    1. Click or tap the first word you want to select.
    2. Click or tap the last word you want to select, and you’ll see everything in between get selected.
    3. You’ll then get a menu of options like creating a highlight or a citation from that passage of text.

    OK, got it!

    Cited passage

    Style
    Citations are available only to our active members.
    Buy instant access to cite pages or passages in MLA, APA and Chicago citation styles.

    "Portraying himself as an honest, ordinary person helped Lincoln identify with his audiences." (Einhorn, 1992, p. 25).

    "Portraying himself as an honest, ordinary person helped Lincoln identify with his audiences." (Einhorn 25)

    "Portraying himself as an honest, ordinary person helped Lincoln identify with his audiences."1

    1. Lois J. Einhorn, Abraham Lincoln, the Orator: Penetrating the Lincoln Legend (Westport, CT: Greenwood Press, 1992), 25, http://www.questia.com/read/27419298.

    Cited passage

    Thanks for trying Questia!

    Please continue trying out our research tools, but please note, full functionality is available only to our active members.

    Your work will be lost once you leave this Web page.

    Buy instant access to save your work.

    Already a member? Log in now.

    Author Advanced search

    Oops!

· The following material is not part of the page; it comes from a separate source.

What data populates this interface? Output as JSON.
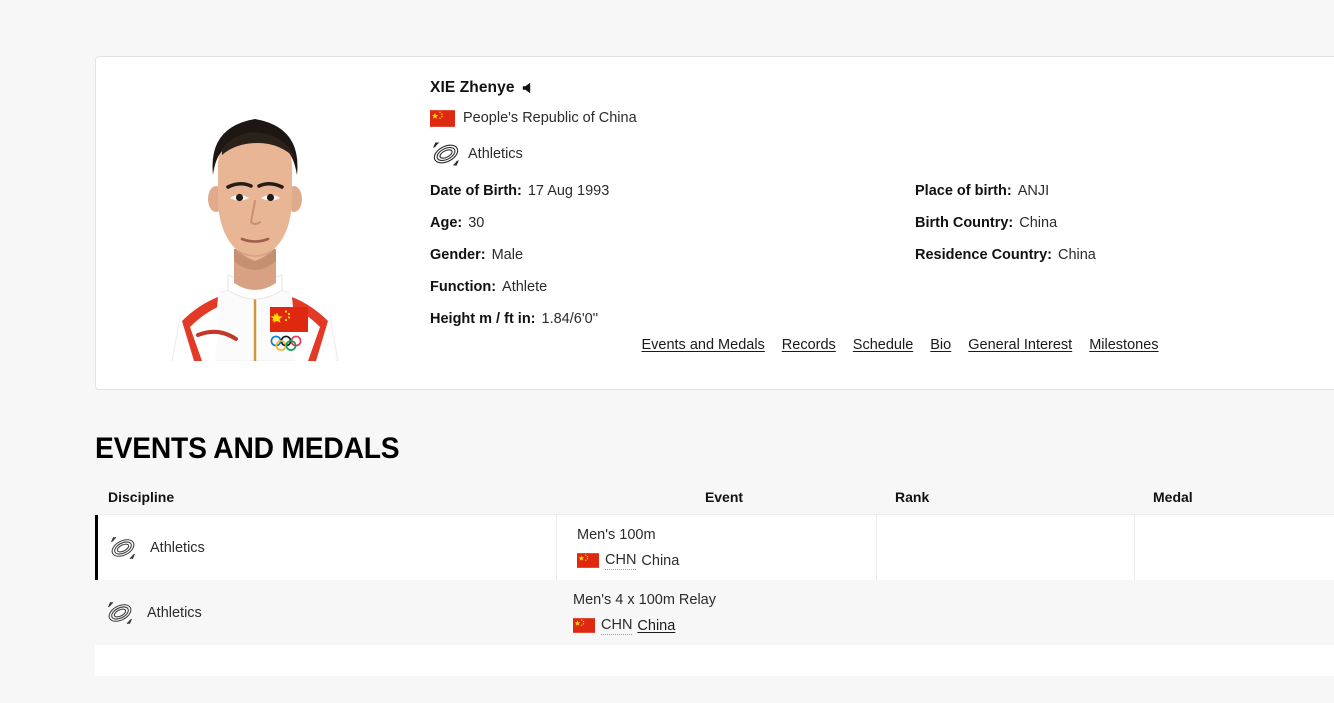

    An unknown error has occurred. Please click the button below to reload the page. If the problem persists, please try again in a little while.